He tells you he has to go to the cabin for the weekend. Lots of moose and money to be made. It’s never easy for him, the money. You always have more. He’ll be back on Monday. On Monday, a knock at the door, not him. You double over in the front hallway like you’ve been shot in the stomach. The police officer presses your head into his chest and you clutch his arm, not noticing when you scrape your hand on his metal badge. You see the thin red line days later. You lose a day or two to the drugs that are supposed to calm you down. Someone else identifies the body. You see him for the first time when he’s scrubbed clean, laid out in a bed of velvet.

Carrie will grow up to curse Keith’s name. She’ll find her anger, that dormant monster inside her. You fear this more than you fear anything.

Put the scotch back after one drink. You can have this. Get into bed beside Carrie and sleep a dreamless sleep.

Take Carrie to the beach one last time. First, go into town for picnic supplies: white bread, cheese whiz, pickles, Skittles. Carrie’s favourites. A basket of already-wilting strawberries from the tray near the cash. They cost more than the rest put together, but buy them anyway.

The sun behind grey clouds, a breeze. Carrie sits patiently on the towel you lay out for her. If she’s indulging you, she doesn’t show it.

Ask if she wants a sandwich. She shakes her head and tears into the Skittles, looks at you with a dare.

Radical honesty, you think.



Her tone, her too-wise green eyes. It was a mistake, not taking her to the funeral. You can’t shield her from this.

Carrie arranges her Skittles to follow the rainbow.

Honey, I want to talk to you.

I know, Mom.
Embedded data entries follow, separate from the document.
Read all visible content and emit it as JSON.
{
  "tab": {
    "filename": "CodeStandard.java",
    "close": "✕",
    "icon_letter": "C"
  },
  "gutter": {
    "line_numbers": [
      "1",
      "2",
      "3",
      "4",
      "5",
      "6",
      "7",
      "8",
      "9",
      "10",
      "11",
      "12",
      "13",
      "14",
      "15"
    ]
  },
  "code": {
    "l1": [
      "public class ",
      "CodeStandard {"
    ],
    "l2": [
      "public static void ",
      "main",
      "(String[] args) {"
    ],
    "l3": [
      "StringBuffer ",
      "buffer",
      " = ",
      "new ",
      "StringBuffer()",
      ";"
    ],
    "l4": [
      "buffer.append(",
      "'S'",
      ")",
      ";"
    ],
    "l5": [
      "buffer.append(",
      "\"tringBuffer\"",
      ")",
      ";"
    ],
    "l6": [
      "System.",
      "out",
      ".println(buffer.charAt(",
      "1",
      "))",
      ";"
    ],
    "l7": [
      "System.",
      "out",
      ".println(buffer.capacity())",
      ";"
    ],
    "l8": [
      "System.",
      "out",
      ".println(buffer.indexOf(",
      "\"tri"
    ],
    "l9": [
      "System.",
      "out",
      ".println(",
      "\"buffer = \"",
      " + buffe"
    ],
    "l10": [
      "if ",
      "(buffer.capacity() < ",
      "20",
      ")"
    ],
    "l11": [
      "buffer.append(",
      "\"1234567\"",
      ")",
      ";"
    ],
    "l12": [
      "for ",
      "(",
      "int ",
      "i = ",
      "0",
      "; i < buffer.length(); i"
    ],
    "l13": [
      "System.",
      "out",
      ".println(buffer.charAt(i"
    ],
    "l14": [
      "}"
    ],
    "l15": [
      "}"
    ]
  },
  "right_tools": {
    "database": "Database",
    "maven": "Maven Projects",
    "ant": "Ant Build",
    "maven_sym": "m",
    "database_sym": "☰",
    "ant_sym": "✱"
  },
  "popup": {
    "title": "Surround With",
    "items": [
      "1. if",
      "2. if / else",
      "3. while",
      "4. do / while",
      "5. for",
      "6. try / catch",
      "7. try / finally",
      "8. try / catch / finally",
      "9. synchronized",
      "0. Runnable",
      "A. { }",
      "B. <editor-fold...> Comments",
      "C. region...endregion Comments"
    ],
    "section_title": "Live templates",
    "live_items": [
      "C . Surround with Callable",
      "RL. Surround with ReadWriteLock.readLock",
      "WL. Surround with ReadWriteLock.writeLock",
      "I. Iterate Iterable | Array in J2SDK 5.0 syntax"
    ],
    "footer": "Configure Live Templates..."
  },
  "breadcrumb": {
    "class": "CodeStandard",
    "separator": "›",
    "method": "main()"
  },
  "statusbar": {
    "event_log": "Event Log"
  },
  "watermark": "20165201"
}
Don’t hide your tears, this time.

Finally, Carrie says.

Finally, what?

You’re crying.

Carrie curls up against you, feeds you Skittles. They taste unbearably sugary, but you chew them anyway.


Lesley Trites’ debut story collection, A Three-Tiered Pastel Dream, is forthcoming from Véhicule Press (Spring 2017). Her work has appeared or is forthcoming in The Los Angeles Review of Books, Maisonneuve, carte blanche, Tabulit, and the anthology Salut King Kong: New English Writing from Quebec, among others. She lives in Montreal.